Start of Extracted data
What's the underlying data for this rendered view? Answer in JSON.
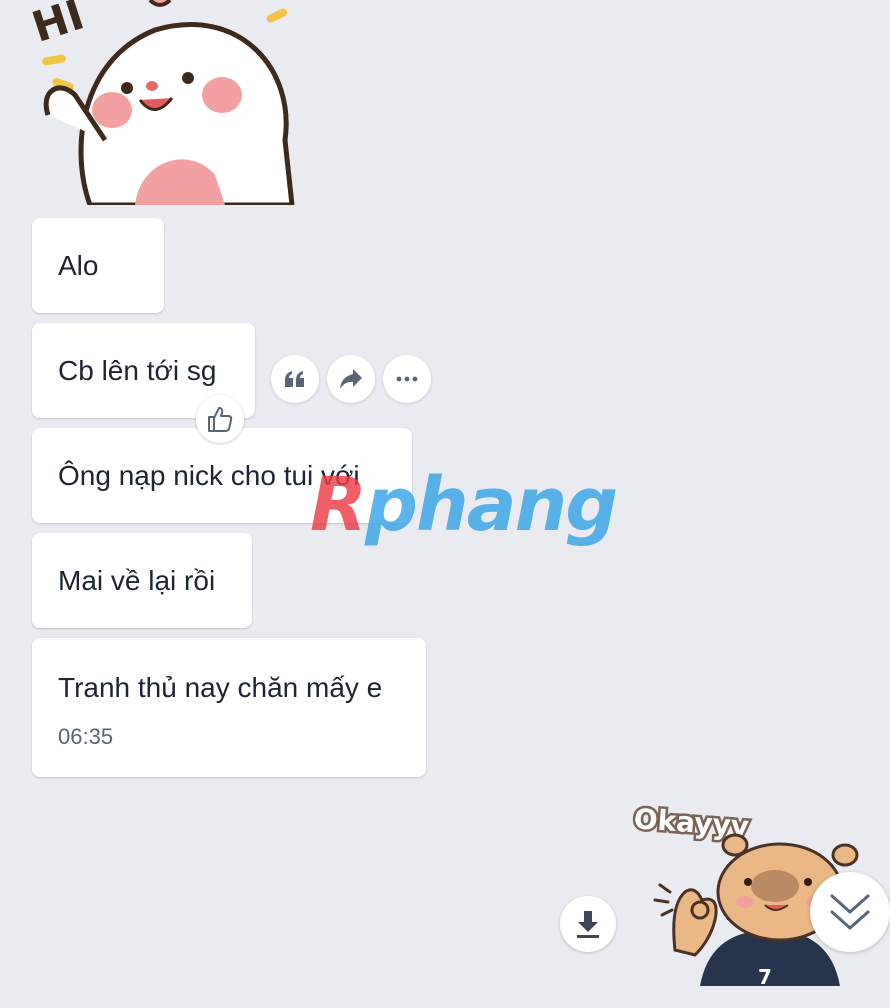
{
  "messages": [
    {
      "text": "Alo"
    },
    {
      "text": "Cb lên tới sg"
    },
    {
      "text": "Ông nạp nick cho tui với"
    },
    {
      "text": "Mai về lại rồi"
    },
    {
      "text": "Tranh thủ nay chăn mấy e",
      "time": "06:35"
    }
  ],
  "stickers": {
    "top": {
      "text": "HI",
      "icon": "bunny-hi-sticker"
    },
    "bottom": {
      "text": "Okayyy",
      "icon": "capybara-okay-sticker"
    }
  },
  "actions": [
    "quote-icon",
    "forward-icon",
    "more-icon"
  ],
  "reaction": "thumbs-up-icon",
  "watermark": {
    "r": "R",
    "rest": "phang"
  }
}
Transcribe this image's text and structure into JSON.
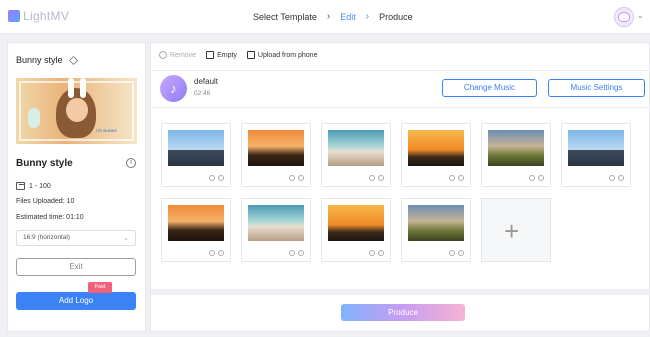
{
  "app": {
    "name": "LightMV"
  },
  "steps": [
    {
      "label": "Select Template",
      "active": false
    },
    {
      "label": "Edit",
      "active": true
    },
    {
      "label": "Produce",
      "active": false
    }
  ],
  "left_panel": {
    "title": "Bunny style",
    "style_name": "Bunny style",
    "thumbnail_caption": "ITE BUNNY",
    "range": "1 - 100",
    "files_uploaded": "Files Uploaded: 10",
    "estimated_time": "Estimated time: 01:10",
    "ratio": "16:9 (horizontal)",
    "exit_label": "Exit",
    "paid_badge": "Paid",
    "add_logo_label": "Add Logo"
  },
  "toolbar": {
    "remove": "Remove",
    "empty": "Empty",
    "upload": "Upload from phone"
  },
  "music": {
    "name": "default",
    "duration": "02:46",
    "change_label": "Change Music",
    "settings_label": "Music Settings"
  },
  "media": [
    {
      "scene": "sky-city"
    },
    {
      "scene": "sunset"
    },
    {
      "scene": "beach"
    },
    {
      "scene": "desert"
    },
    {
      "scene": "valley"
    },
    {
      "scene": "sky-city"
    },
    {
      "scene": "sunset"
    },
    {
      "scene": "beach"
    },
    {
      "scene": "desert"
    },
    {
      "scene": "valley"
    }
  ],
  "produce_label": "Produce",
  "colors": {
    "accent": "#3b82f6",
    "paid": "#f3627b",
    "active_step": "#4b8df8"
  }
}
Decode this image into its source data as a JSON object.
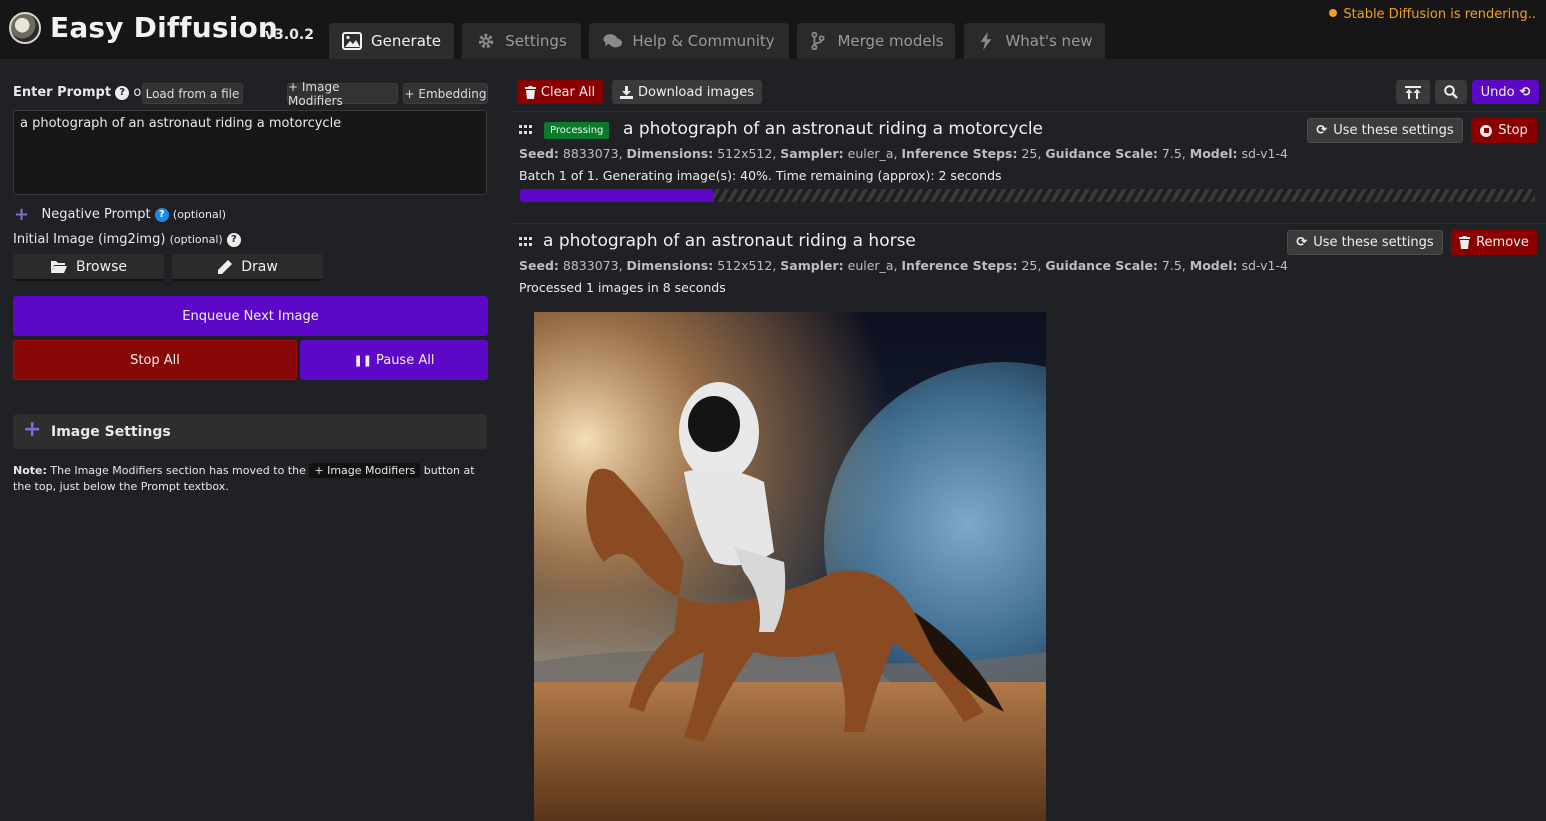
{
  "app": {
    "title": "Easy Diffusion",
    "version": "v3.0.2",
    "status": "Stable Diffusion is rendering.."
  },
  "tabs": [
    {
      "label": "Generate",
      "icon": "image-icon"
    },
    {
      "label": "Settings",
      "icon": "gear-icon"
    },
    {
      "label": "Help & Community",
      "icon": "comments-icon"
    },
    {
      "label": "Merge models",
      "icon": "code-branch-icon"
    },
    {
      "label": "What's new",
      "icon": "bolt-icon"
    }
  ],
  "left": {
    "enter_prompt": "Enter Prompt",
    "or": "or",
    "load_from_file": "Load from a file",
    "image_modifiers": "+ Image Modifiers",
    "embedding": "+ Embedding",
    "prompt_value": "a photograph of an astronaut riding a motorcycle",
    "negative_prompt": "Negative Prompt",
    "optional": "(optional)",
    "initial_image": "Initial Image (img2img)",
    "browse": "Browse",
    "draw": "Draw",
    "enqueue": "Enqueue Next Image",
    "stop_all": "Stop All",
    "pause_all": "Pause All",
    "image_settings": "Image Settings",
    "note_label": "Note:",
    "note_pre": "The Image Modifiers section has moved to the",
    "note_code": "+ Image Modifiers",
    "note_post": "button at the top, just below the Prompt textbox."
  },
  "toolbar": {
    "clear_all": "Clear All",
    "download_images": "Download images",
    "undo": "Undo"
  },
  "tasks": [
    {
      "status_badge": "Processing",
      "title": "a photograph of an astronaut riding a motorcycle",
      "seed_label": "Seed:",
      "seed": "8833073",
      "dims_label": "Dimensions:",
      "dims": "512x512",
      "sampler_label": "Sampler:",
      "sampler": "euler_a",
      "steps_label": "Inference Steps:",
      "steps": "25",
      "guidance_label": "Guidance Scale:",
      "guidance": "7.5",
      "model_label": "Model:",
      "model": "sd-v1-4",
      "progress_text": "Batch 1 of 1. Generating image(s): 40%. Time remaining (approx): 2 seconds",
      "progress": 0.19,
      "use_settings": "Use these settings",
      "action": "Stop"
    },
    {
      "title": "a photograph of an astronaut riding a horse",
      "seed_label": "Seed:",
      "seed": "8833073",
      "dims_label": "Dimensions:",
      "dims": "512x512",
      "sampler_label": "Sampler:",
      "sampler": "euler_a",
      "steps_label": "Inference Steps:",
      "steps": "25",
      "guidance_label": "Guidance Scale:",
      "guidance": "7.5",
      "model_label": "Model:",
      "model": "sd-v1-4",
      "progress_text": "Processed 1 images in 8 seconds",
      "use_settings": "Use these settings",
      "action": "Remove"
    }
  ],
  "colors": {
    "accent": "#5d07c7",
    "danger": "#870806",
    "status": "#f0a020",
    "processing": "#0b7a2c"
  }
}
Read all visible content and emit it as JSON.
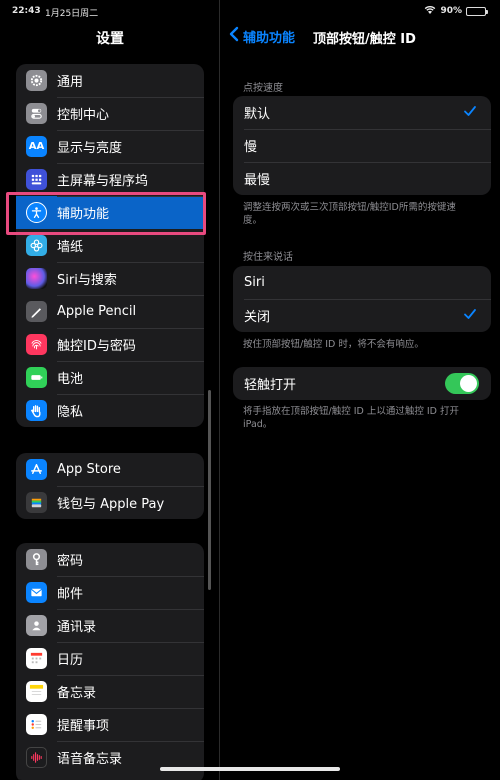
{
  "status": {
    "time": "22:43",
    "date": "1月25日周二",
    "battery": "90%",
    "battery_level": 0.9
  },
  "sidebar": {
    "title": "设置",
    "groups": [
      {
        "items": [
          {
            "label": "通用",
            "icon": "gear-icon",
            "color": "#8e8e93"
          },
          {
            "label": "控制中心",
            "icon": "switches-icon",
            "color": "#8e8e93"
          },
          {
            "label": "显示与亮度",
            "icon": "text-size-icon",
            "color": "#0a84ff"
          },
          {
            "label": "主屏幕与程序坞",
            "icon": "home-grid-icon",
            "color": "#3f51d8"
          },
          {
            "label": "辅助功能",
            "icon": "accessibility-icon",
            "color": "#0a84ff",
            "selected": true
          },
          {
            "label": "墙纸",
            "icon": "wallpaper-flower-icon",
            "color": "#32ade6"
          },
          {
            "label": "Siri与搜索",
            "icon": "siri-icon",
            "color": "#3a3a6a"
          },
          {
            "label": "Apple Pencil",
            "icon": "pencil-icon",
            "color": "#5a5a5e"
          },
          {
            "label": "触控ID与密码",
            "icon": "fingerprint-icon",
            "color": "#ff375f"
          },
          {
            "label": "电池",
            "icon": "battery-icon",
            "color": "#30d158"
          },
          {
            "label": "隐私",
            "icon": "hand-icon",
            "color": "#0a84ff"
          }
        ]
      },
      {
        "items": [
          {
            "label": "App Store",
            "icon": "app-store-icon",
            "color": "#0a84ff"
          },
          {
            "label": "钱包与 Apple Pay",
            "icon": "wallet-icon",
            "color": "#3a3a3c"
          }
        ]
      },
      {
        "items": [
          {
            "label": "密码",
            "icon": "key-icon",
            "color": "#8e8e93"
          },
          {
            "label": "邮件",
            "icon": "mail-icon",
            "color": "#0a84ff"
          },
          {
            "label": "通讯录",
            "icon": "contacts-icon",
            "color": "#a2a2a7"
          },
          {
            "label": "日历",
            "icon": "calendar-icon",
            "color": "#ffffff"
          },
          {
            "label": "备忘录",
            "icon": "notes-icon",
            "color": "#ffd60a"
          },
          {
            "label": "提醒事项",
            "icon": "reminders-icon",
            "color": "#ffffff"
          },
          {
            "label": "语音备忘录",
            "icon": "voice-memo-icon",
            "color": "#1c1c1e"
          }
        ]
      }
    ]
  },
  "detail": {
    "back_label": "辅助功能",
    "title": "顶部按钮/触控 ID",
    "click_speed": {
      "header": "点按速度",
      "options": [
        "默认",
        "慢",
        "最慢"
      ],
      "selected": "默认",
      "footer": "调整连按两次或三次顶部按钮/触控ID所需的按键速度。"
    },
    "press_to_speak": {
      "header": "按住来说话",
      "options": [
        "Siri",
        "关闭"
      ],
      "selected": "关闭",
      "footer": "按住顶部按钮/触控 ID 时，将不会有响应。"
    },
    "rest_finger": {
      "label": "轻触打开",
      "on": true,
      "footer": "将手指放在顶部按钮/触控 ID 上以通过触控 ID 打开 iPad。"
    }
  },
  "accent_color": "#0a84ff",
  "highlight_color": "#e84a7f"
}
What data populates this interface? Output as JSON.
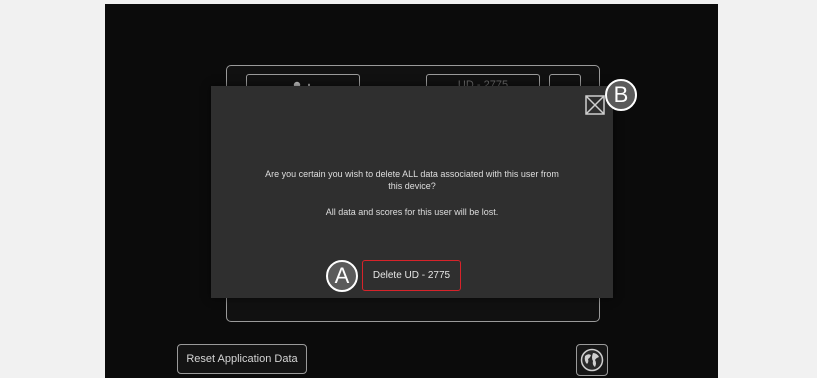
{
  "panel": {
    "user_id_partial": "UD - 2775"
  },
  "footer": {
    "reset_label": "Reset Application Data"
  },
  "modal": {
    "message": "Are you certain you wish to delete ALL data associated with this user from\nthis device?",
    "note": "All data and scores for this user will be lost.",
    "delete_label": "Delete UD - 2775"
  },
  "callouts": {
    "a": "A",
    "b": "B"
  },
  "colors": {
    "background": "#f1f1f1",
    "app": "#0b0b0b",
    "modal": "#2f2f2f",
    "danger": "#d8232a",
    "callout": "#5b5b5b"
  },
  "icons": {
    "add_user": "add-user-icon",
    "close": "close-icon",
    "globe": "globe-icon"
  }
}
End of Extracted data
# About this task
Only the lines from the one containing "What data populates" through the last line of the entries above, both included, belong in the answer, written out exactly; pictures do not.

# Solution to this exercise
What data populates this interface? Output as JSON.
{
  "panel": {
    "user_id_partial": "UD - 2775"
  },
  "footer": {
    "reset_label": "Reset Application Data"
  },
  "modal": {
    "message": "Are you certain you wish to delete ALL data associated with this user from\nthis device?",
    "note": "All data and scores for this user will be lost.",
    "delete_label": "Delete UD - 2775"
  },
  "callouts": {
    "a": "A",
    "b": "B"
  },
  "colors": {
    "background": "#f1f1f1",
    "app": "#0b0b0b",
    "modal": "#2f2f2f",
    "danger": "#d8232a",
    "callout": "#5b5b5b"
  },
  "icons": {
    "add_user": "add-user-icon",
    "close": "close-icon",
    "globe": "globe-icon"
  }
}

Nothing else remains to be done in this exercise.